“Am I going to love that? Absolutely not. That’s not for me to decide,” he said. “I am going after what she said about the Jewish people in her rhetoric. If she had said, ‘I do not support Israel’ in much more professional rhetoric, then maybe it would have been more palatable to a lot more Republicans within our conference and more so the Jewish people within this country. But that’s not what she did. She targeted Jewish people.”
Miller put some distance between himself and the Republican calls for Omar’s removal that followed Democrats’ move to strip Reps. Marjorie Taylor Greene (R-GA) and Paul Gosar (R-AZ) of their committees. “For me, this isn’t a tit-for-tat,” he said. “I don’t know everything that had taken place and all the reasons as to why Democrats moved with an unprecedented motion.”
Miller dismissed as insincere Omar’s recent claims that she had not been aware of antisemitic tropes regarding money and political influence, and called her past apologies for some of her remarks “half-hearted.”
“She continues to weaponize antisemitic rhetoric throughout her time in Congress, even after several apologies,” Miller said. “At a certain point, you apologize when you… understand the mistake that you have made. It is very clear to me that Ms. Omar has not truly understood and understands that she continues to make a very grave mistake by continuing to use antisemitic rhetoric.”
The Ohio freshman sought to contrast Omar in this sense with his “dear friend” Greene, who he noted had visited the U.S. Holocaust Memorial Museum and apologized in 2021 in the wake of comments comparing vaccination mandates to the Holocaust. Miller told JI he was unaware that Greene had restated such comparisons weeks after that visit.
“Anyone who compares the Holocaust to any analogy is a losing argument and I would never support that,” he said. “I would have to look at her comments and make sure that’s what she actually said so I can see with my own eyes, but anyone who makes a Holocaust analogy, in my opinion, has already lost their argument… I don’t think those are permissible comments.”
While he acknowledged that “to a certain extent,” Greene’s doubling down is similar to the repeated invocation of antisemitic tropes for which he criticized Omar, “if you look at the track record of what she has established versus Ms. Greene, it is night and day,” he said. “We can nitpick about certain comments and one-off things that other members have said on both sides of the aisle — you and I could sit here until the sun comes down, until it rises in the morning.”
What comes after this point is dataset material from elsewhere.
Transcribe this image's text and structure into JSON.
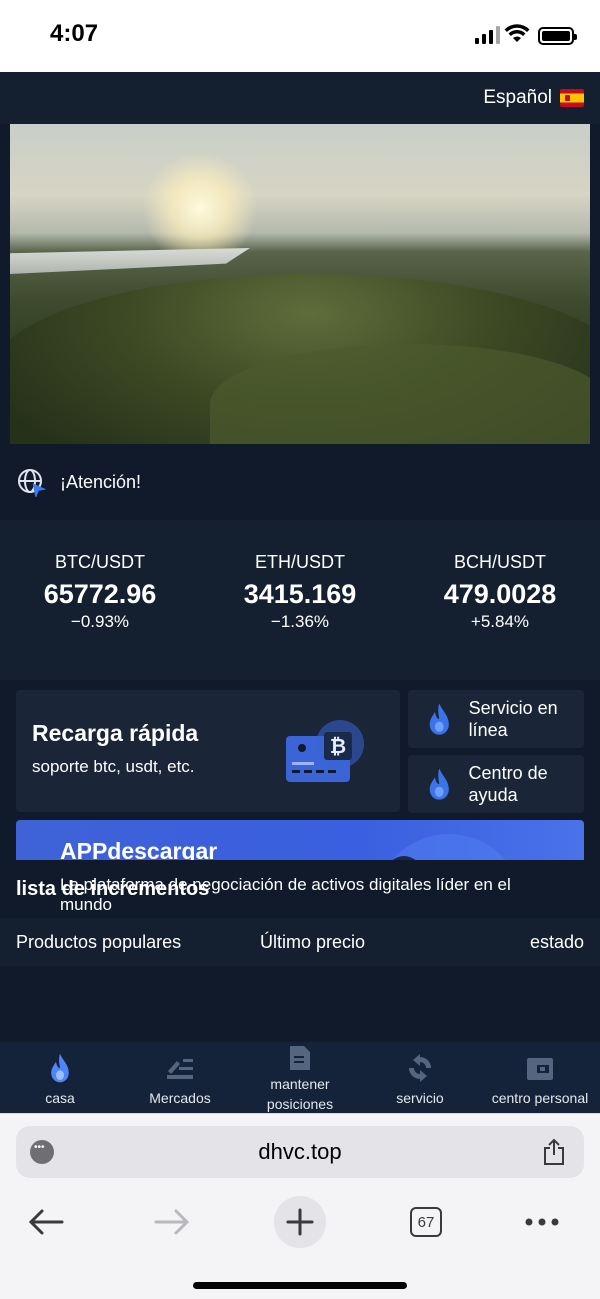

The former Trump White House staffer also argued that the Omar resolution is “more fair” than those that removed his GOP colleagues because it contains a provision which may allow Omar to appeal her removal.
Pressed on criticisms from both sides of the aisle that this provision is nonbinding and would likely violate House rules and procedures, Miller said, “at the end of the day, there’s very little due process within this resolution. To be very clear, however, it is 1 million times more of a due process situation” than Greene and Gosar’s removals.